Going A Ways Back
Some of you may remember efforts many years ago to bring the decommissioned aircraft carrier USS Forrestal to serve as a museum in Tampa. It was an interesting idea, but nothing happened, partly because the Port did not want to give up any land in Channelside that it wanted to use for cruise ships. Well, the Forrestal, which is presently tied up in Philadelphia, is going to be scrapped.
List of the Week
One again, our list this week is a hybrid list. The information comes from Interest.com’s House affordability Index. The index gives grades to 25 major areas based on house affordability, which involves home prices and income. Therefore, there are a few lists.
First, highest house prices: highest is San Francisco ($706,300), followed by San Diego ($469,000), Washington, D.C. $403,000), New York ($399,900), and Boston ($382,200).
Next is lowest home prices: lowest is Detroit ($124,000), followed by St. Louis ($136,600), Pittsburgh ($140,000), Atlanta ($143,300), and Tampa ($145,700).
Now, highest median income: highest is Washington, D.C. ($88,233), followed by San Francisco ($74,922), Boston ($71,738), Baltimore ($66,970), and Seattle ($64,085).
Finally, lowest median income: lowest is Tampa ($44,402), followed by Miami ($46,648), Detroit ($50,310), Pittsburgh ($50,489), and Phoenix ($51,359).

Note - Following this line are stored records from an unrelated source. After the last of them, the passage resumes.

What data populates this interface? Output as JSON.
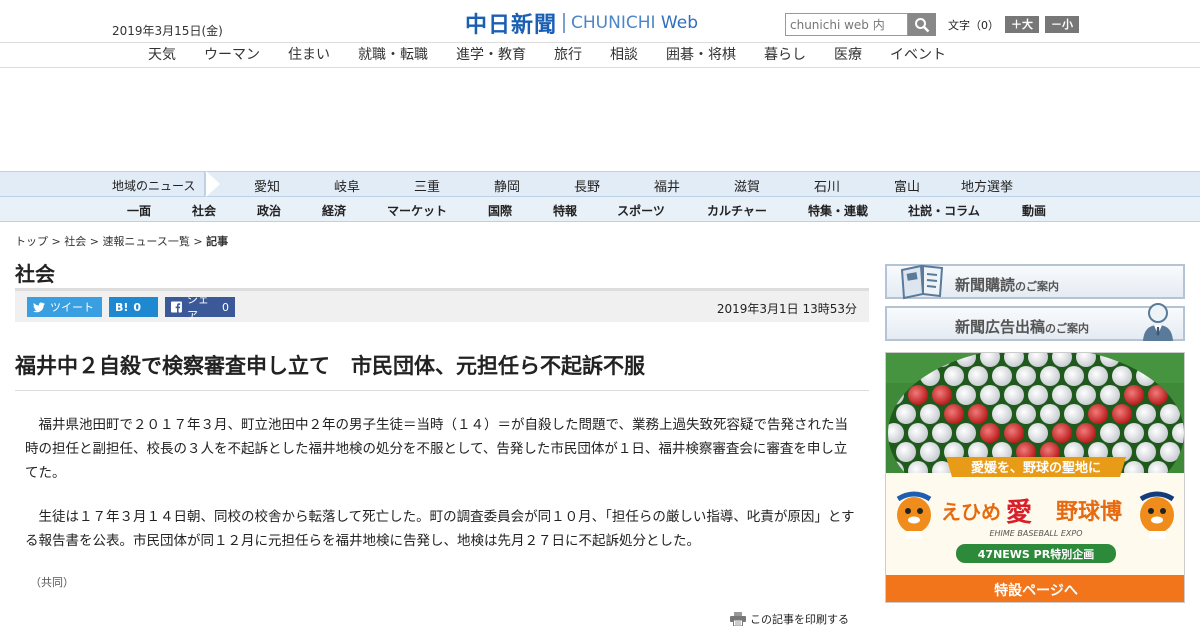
{
  "header": {
    "date": "2019年3月15日(金)",
    "logo_kanji": "中日新聞",
    "logo_en": "CHUNICHI",
    "logo_web": "Web",
    "search_placeholder": "chunichi web 内",
    "fontsize_label": "文字（0）",
    "fontsize_up": "＋大",
    "fontsize_down": "－小"
  },
  "subnav": [
    "天気",
    "ウーマン",
    "住まい",
    "就職・転職",
    "進学・教育",
    "旅行",
    "相談",
    "囲碁・将棋",
    "暮らし",
    "医療",
    "イベント"
  ],
  "region_nav": {
    "label": "地域のニュース",
    "items": [
      "愛知",
      "岐阜",
      "三重",
      "静岡",
      "長野",
      "福井",
      "滋賀",
      "石川",
      "富山",
      "地方選挙"
    ]
  },
  "main_nav": [
    "一面",
    "社会",
    "政治",
    "経済",
    "マーケット",
    "国際",
    "特報",
    "スポーツ",
    "カルチャー",
    "特集・連載",
    "社説・コラム",
    "動画"
  ],
  "breadcrumb": {
    "top": "トップ",
    "section": "社会",
    "list": "速報ニュース一覧",
    "current": "記事",
    "sep": " > "
  },
  "section_title": "社会",
  "share": {
    "tweet": "ツイート",
    "hatena_label": "B!",
    "hatena_count": "0",
    "fb_label": "シェア",
    "fb_count": "0"
  },
  "article": {
    "published": "2019年3月1日 13時53分",
    "headline": "福井中２自殺で検察審査申し立て　市民団体、元担任ら不起訴不服",
    "paragraphs": [
      "　福井県池田町で２０１７年３月、町立池田中２年の男子生徒＝当時（１４）＝が自殺した問題で、業務上過失致死容疑で告発された当時の担任と副担任、校長の３人を不起訴とした福井地検の処分を不服として、告発した市民団体が１日、福井検察審査会に審査を申し立てた。",
      "　生徒は１７年３月１４日朝、同校の校舎から転落して死亡した。町の調査委員会が同１０月、「担任らの厳しい指導、叱責が原因」とする報告書を公表。市民団体が同１２月に元担任らを福井地検に告発し、地検は先月２７日に不起訴処分とした。"
    ],
    "credit": "（共同）",
    "print_label": "この記事を印刷する"
  },
  "sidebar": {
    "banner1_main": "新聞購読",
    "banner1_sub": "のご案内",
    "banner2_main": "新聞広告出稿",
    "banner2_sub": "のご案内",
    "ad": {
      "catch": "愛媛を、野球の聖地に",
      "title_a": "えひめ",
      "title_b": "愛",
      "title_c": "野球博",
      "title_en": "EHIME BASEBALL EXPO",
      "pr": "47NEWS PR特別企画",
      "cta": "特設ページへ"
    }
  }
}
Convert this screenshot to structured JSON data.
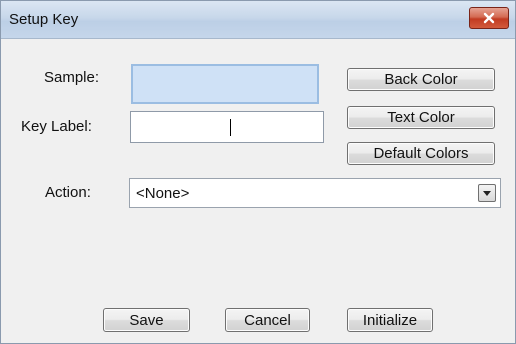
{
  "window": {
    "title": "Setup Key"
  },
  "sample": {
    "label": "Sample:",
    "color": "#cfe1f6"
  },
  "key_label": {
    "label": "Key Label:",
    "value": ""
  },
  "buttons": {
    "back_color": "Back Color",
    "text_color": "Text Color",
    "default_colors": "Default Colors",
    "save": "Save",
    "cancel": "Cancel",
    "initialize": "Initialize"
  },
  "action": {
    "label": "Action:",
    "selected": "<None>"
  },
  "icons": {
    "close": "close-icon",
    "dropdown": "chevron-down-icon"
  },
  "colors": {
    "close_button": "#c23b22",
    "titlebar": "#c7d7ea",
    "sample_swatch": "#cfe1f6"
  }
}
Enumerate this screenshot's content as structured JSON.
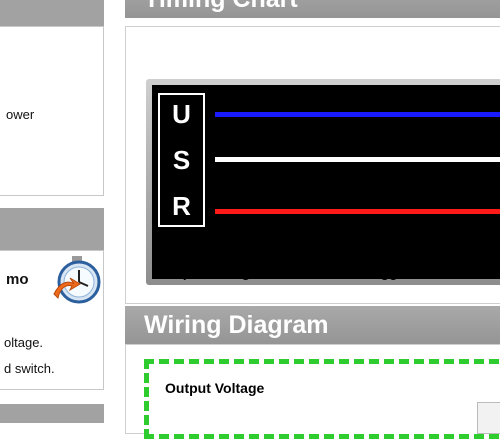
{
  "sidebar": {
    "panel1_text": "ower",
    "panel2_title": "mo",
    "panel2_line1": "oltage.",
    "panel2_line2": "d switch."
  },
  "timing": {
    "header": "Timing Chart",
    "channels": [
      "U",
      "S",
      "R"
    ],
    "trace_colors": [
      "#1a1aff",
      "#ffffff",
      "#ff1a1a"
    ],
    "legend": [
      "U=Input Voltage",
      "S=Switch Trigger",
      "R=Rela"
    ]
  },
  "wiring": {
    "header": "Wiring Diagram",
    "output_label": "Output Voltage"
  }
}
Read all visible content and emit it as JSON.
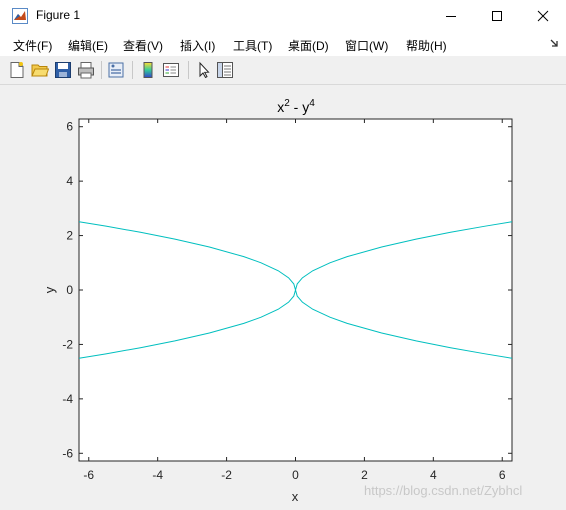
{
  "window": {
    "title": "Figure 1",
    "controls": [
      "minimize",
      "maximize",
      "close"
    ]
  },
  "menu": {
    "items": [
      {
        "label": "文件(F)"
      },
      {
        "label": "编辑(E)"
      },
      {
        "label": "查看(V)"
      },
      {
        "label": "插入(I)"
      },
      {
        "label": "工具(T)"
      },
      {
        "label": "桌面(D)"
      },
      {
        "label": "窗口(W)"
      },
      {
        "label": "帮助(H)"
      }
    ],
    "overflow_icon": "dock-arrow-icon"
  },
  "toolbar": {
    "buttons": [
      {
        "icon": "new-figure-icon"
      },
      {
        "icon": "open-file-icon"
      },
      {
        "icon": "save-icon"
      },
      {
        "icon": "print-icon"
      },
      {
        "icon": "link-plot-icon"
      },
      {
        "icon": "insert-colorbar-icon"
      },
      {
        "icon": "insert-legend-icon"
      },
      {
        "icon": "edit-plot-pointer-icon"
      },
      {
        "icon": "property-inspector-icon"
      }
    ]
  },
  "chart_data": {
    "type": "line",
    "title": "x² - y⁴",
    "title_base": "x",
    "title_sup1": "2",
    "title_mid": " - y",
    "title_sup2": "4",
    "xlabel": "x",
    "ylabel": "y",
    "xlim": [
      -6.2832,
      6.2832
    ],
    "ylim": [
      -6.2832,
      6.2832
    ],
    "xticks": [
      -6,
      -4,
      -2,
      0,
      2,
      4,
      6
    ],
    "yticks": [
      -6,
      -4,
      -2,
      0,
      2,
      4,
      6
    ],
    "xtick_labels": [
      "-6",
      "-4",
      "-2",
      "0",
      "2",
      "4",
      "6"
    ],
    "ytick_labels": [
      "-6",
      "-4",
      "-2",
      "0",
      "2",
      "4",
      "6"
    ],
    "grid": false,
    "series": [
      {
        "color": "#00bfbf",
        "curve": "x^2 - y^4 = 0",
        "branches": [
          {
            "x": [
              -6.283,
              -5.5,
              -4.5,
              -3.5,
              -2.5,
              -1.5,
              -1.0,
              -0.5,
              -0.2,
              -0.05,
              0.0
            ],
            "y": [
              2.507,
              2.345,
              2.121,
              1.871,
              1.581,
              1.225,
              1.0,
              0.707,
              0.447,
              0.224,
              0.0
            ]
          },
          {
            "x": [
              0.0,
              0.05,
              0.2,
              0.5,
              1.0,
              1.5,
              2.5,
              3.5,
              4.5,
              5.5,
              6.283
            ],
            "y": [
              0.0,
              0.224,
              0.447,
              0.707,
              1.0,
              1.225,
              1.581,
              1.871,
              2.121,
              2.345,
              2.507
            ]
          },
          {
            "x": [
              -6.283,
              -5.5,
              -4.5,
              -3.5,
              -2.5,
              -1.5,
              -1.0,
              -0.5,
              -0.2,
              -0.05,
              0.0
            ],
            "y": [
              -2.507,
              -2.345,
              -2.121,
              -1.871,
              -1.581,
              -1.225,
              -1.0,
              -0.707,
              -0.447,
              -0.224,
              0.0
            ]
          },
          {
            "x": [
              0.0,
              0.05,
              0.2,
              0.5,
              1.0,
              1.5,
              2.5,
              3.5,
              4.5,
              5.5,
              6.283
            ],
            "y": [
              0.0,
              -0.224,
              -0.447,
              -0.707,
              -1.0,
              -1.225,
              -1.581,
              -1.871,
              -2.121,
              -2.345,
              -2.507
            ]
          }
        ]
      }
    ]
  },
  "watermark": "https://blog.csdn.net/Zybhcl"
}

While Tampa has relatively low home prices, its median income is so mow that it still gets a D+ for house affordability. (Full disclosure, San Francisco’s well reported excessive home prices lead it to get an F, even with high income, as did San Diego, Los Angeles, New York, and Miami.)